One of the best sources of information is from congregations that are actually in the disaffiliation process. Sometimes these congregations maintain websites to inform their members and to share information with other interested parties. Here are some congregational websites that you may find helpful.
This site features notes and documents that the affiliation team at St. Paul’s shared during a conference they held for area congregations called, “Matters of the Heart CORE Conference.”
This site tells the story of a congregation’s struggle with division over the problematic issues of this debate. It presents creative solutions for dealing with division that may be helpful in other congregations.
The following affiliation organizations and church bodies have agreed to work in partnership to further the mission of Jesus Christ as commanded in the Great Commission (Matthew 28: 16 – 20). Together they represent some excellent choices for affiliation for individuals and congregations leaving the ELCA and the ELCIC (Canada’s counterpart to the ELCA). All of these affiliations are easy to get into and out of. Further they can be used in almost any combination to meet individual or congregation needs.
Calc is a faithful expression of Biblical and Confessional Lutheranism created by Canadians for furthering the Gospel of Jesus Christ. Its theological principles and church structure is very similar to LCMC. It has a valuable resource, “Federal Incorporation,” granted by the Canadian Government enabling it to serve as an church body for its congregations in all provinces.

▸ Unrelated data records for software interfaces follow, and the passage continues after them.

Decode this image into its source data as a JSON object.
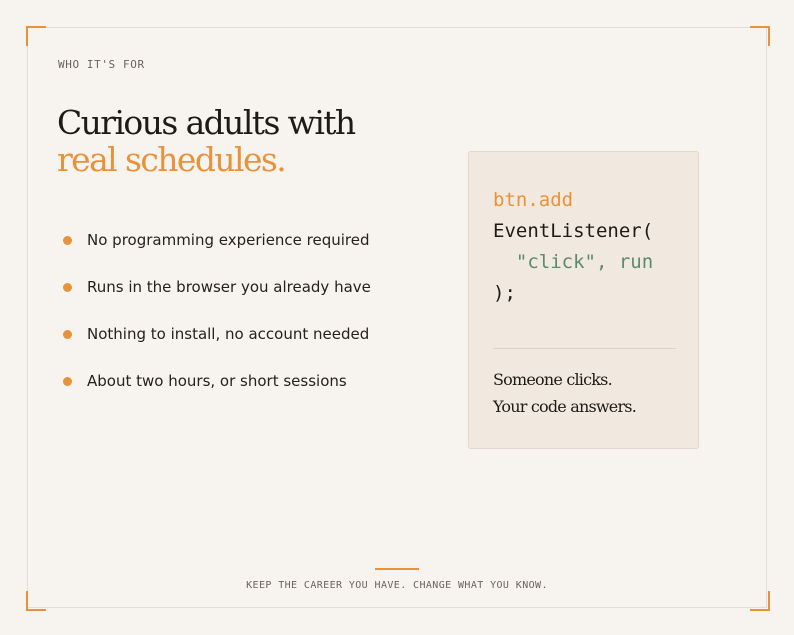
{
  "eyebrow": "WHO IT'S FOR",
  "headline": {
    "line1": "Curious adults with",
    "line2": "real schedules."
  },
  "features": [
    "No programming experience required",
    "Runs in the browser you already have",
    "Nothing to install, no account needed",
    "About two hours, or short sessions"
  ],
  "code_card": {
    "lines": [
      {
        "text": "btn.add",
        "tone": "orange"
      },
      {
        "text": "EventListener(",
        "tone": "dark"
      },
      {
        "text": "  \"click\", run",
        "tone": "green"
      },
      {
        "text": ");",
        "tone": "dark"
      }
    ],
    "caption_line1": "Someone clicks.",
    "caption_line2": "Your code answers."
  },
  "footer": "KEEP THE CAREER YOU HAVE. CHANGE WHAT YOU KNOW.",
  "colors": {
    "accent": "#e8923a",
    "background": "#f7f4ef",
    "card": "#f1e9df",
    "code_green": "#5a8c6e",
    "text": "#1e1a16"
  }
}
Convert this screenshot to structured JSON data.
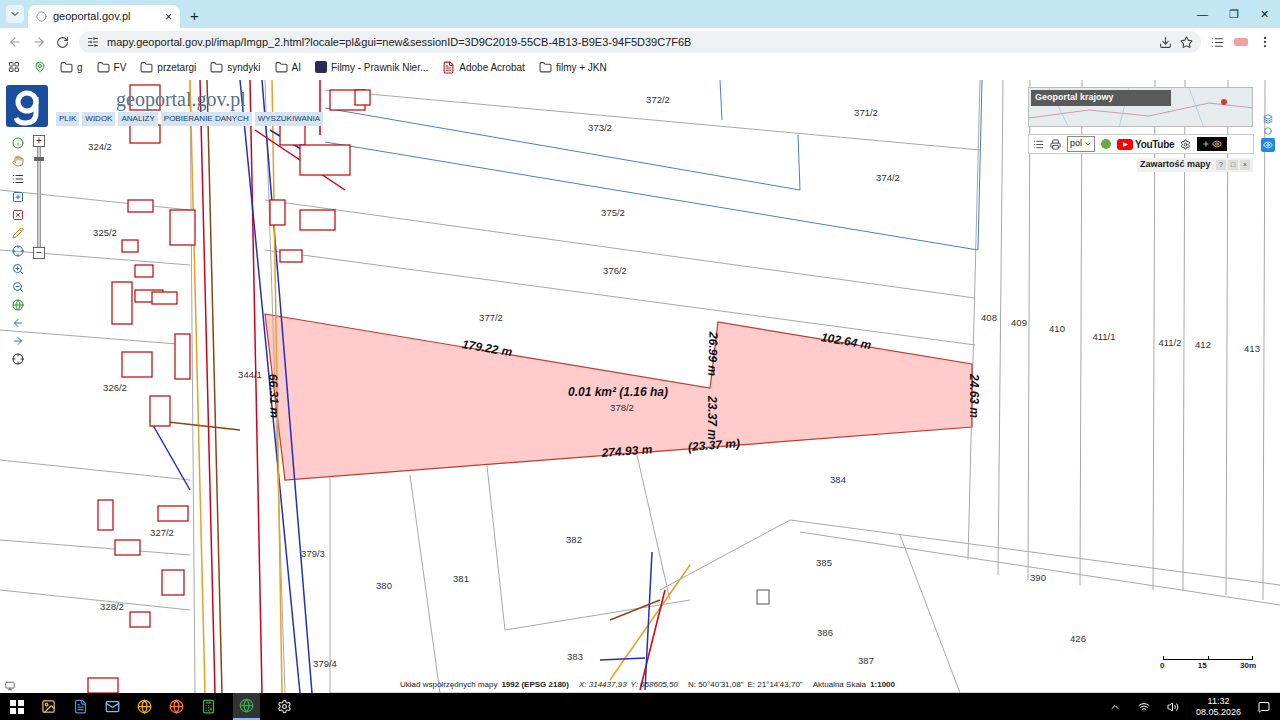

For more information: www.calc.ca/index.htm
Lutheran Congregations in Mission for Christ is an association of congregations and individuals who are: free in Christ; accountable to one another; rooted in the Scriptures and the Lutheran Confessions; working together to fulfill Christ's Great Commission to go and make disciples of all nations.
For more information: www.lcmc.net/
The over-arching goal of Lutheran CORE is to be a voice for the Word of God within the church. We are, therefore, a confessing and confessional movement within the Lutheran church. We seek the renewal of Lutheran churches according to Holy Scripture and the Lutheran Confessions, and we endorse the Common Confession as a summary of Lutheran convictions for our time and place. Lutheran CORE is open to all who share our commitment for renewal — congregations, lay people, pastors, and other reform movements.
For more information: www.lutherancore.org
The NALC is being established in response to those members and friends of Lutheran CORE who have expressed a preference for completely withdrawing from the Evangelical Lutheran Church in America or the Evangelical Lutheran Church in Canada. They are looking for a Lutheran church body that stands in the tradition of the Church, is denominationally structured for leadership, oversight and accountability, enhances representative governance by congregations and affirms and supports ministry and mission at the congregational level. At its August 2010 convocation, Lutheran CORE will present a provisional constitution for the NALC, and will nominate a slate of officers for election to one-year terms. At the 2011 initial convocation of the NALC, delegates from congregations that have joined the new church will review the constitution and elect officers to full terms.
To better understand the structure and purpose of the NALC read – A Vision and Plan for The North American Lutheran Church and Lutheran CORE, a community of confessing Lutherans.
For more information: www.lutherancore.org